“I’m not interested in using my race as a crutch. I want to get out there and make change. I want to see our membership at least doubled to about 150 members by this time next year.”
That’s Janelle Burke, the Red co-chair of Braver Angels’ Angels of Color Caucus. Janelle is an action woman by any definition – mother on the move, active member of Braver Angels’ We the People’s Project (WPP), married to a US Marine and the daughter of an Air Force veteran, and leader of a spiritual group in her community.
She’s also a former nurse and school board candidate in her city of Everett, Washington, founder and editor of an activist community blog, co-founder of a community outreach organization dedicated to healing in the Black community and for U.S. veterans, and…the list goes on.

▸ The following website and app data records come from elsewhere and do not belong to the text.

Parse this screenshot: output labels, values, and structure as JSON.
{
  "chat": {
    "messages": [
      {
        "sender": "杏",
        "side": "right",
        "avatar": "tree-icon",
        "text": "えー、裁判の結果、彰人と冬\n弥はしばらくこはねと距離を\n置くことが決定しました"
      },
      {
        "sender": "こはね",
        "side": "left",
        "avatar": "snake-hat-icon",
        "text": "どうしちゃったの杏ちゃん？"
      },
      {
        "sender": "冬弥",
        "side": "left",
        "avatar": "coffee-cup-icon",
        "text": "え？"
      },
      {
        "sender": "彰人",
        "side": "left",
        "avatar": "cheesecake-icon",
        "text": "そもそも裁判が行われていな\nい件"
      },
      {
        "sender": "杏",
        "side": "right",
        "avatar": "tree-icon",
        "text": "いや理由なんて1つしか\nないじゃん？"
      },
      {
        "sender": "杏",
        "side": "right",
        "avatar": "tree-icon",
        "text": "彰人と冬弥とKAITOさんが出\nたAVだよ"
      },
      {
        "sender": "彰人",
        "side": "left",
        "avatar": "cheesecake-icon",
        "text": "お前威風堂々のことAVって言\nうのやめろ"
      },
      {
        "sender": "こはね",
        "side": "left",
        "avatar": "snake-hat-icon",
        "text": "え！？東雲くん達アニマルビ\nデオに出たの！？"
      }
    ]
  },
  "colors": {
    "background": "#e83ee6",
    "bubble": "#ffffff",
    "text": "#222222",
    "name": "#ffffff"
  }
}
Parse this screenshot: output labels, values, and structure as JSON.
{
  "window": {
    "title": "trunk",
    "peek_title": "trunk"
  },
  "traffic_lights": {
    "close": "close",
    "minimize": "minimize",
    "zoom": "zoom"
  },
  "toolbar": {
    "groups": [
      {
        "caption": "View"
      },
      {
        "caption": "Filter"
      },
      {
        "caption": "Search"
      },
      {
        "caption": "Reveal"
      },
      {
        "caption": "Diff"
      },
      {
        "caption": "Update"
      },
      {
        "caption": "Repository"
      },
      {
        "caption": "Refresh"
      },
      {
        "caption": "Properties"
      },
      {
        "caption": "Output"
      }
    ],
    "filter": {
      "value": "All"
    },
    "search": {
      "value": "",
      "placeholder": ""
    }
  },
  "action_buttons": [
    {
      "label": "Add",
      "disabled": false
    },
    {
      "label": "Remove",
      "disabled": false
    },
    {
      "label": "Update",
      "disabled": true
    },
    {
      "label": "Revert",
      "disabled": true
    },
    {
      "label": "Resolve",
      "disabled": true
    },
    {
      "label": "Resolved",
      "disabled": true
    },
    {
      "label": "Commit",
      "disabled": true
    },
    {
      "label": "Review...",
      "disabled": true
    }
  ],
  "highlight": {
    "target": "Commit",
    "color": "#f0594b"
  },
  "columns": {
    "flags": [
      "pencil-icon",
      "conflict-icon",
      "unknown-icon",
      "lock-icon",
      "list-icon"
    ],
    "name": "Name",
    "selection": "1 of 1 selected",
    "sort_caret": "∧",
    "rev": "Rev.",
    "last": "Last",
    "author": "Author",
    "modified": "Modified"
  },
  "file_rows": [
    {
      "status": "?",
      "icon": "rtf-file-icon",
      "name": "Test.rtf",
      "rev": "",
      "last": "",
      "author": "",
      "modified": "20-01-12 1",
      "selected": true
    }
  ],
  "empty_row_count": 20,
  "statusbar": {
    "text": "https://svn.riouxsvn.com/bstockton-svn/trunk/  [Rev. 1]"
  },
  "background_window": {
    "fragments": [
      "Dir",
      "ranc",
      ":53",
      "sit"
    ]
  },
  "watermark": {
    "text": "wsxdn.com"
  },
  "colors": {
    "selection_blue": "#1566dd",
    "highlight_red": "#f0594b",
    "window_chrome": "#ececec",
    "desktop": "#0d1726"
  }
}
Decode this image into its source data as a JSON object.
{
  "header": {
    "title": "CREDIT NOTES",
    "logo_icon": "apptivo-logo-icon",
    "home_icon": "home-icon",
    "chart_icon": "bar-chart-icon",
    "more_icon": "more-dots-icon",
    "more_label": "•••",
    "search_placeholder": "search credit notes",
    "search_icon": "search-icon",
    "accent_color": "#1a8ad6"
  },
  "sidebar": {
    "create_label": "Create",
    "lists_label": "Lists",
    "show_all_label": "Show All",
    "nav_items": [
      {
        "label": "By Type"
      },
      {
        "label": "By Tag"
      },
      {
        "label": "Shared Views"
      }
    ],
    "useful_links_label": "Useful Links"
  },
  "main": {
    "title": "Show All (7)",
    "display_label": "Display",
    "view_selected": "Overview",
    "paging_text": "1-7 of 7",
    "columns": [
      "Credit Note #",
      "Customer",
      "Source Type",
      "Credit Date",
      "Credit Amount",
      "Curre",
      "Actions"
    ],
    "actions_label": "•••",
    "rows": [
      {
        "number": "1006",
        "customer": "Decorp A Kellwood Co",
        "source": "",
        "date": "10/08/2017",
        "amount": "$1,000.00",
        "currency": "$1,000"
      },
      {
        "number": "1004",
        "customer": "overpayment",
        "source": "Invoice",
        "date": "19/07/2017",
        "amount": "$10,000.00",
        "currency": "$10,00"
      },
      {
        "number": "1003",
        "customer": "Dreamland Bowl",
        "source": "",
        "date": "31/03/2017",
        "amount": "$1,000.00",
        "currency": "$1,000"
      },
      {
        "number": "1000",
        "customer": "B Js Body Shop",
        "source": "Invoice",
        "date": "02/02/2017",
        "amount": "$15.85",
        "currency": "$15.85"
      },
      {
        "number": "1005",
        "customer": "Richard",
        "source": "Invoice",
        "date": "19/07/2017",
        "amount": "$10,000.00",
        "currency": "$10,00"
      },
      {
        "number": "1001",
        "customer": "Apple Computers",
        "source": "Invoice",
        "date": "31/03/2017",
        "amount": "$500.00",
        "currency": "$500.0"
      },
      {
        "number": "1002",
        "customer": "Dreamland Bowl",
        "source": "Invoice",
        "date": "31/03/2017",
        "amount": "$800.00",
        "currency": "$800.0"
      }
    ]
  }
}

There’s one more thing. Janelle, who is originally from Missouri, is a creature many believe is rare if not actually non-existent: a Black Republican. “You can’t possibly be a Black Republican in the United States,” she says, wryly.
Which brings up the unusual way in which Janelle became a Braver Angel. Attending a local county fair a few years ago, she got into conversation with people at the Republican Party booth. A registered Democrat at the time, she surprised her new friends. After hearing her views on a range of political issues, one of them said “There’s nothing Democrat about you!” And when the topic of polarization came up, she was asked if she knew about the group then known as Better Angels.
Intrigued by what she learned; she joined Braver Angels. It wasn’t an immediate fit, though, and to some extent, it still isn’t. That’s because the organization still skews heavily white, older, and educated in four-year colleges. Janelle contends that it’s one thing to hold workshops on depolarizing conversations about race but quite another to act on the outcomes of such workshops in ways that consistently engage people of color. “It should be about putting in the work to make change,” she insists.
She is candid about having come close to leaving the organization at least once, but she credits co-founder David Lapp with helping her “recognize her worth” and what she could contribute to Braver Angels.
She was one of the founding members of the Angels of Color Caucus, a group that now has 53 members in all – about a third of whom regularly attend the meetings — but deserves to have many more. “We’re still in our infant stage – still trying to get our legs under us before we spread our wings,” she says. That means the members are still sounding each other out on key topics, and beginning to crystallize some shared positions, including how, without putting themselves into a monolithic “people of color” box, they represent themselves within and outside of Braver Angels.
Janelle is in the thick of things, leading a project to rewrite the content on the Angels of Color page on Braver Angels’ site and planning outreach campaigns to expand membership quickly. “I do the communications for the group and help to plan external events. The main goal is outreach – finding the right messaging to promote us,” she says.
The hard part is getting target participants to, well, participate. Janelle reiterates a concern voiced by other Braver Angels: that it’s hard to break down outsiders’ preconceptions about the organization. “People in my communities say it’s just another white organization; a lot of us don’t have four-year college degrees,” she explains. That’s clearly frustrating for her, and she wants people of color – people of potential, she likes to say – to give Braver Angels a chance rather than passing judgment. “I want to see us participating,” she says.
The other lever that Janelle can pull is as a proactive member of WPP. Last September, she was central to a powerful and emotional WPP forum built on an incident in her own experience. Some years earlier, her then 14-year-old daughter had been detained in error by local police and then, in an unusual twist, Janelle and the (White) local police chief began talking, and gradually established a strong and highly respectful connection.
Next month, Janelle will again be in action as a lead participant in a Common Ground workshop on bridging the divide between police officers and the Black community. The event – a follow-up to the WPP forum last fall – is largely of Janelle’s making, with inputs from David Lapp and others. Notably, the Everett chief of police – Dan Templeman – will again be a key voice in calling for strides toward common ground.
Watch out, America. Janelle Burke is coming your way, with a broad Braver Angels smile and a determination that will certainly benefit the organization for years to come.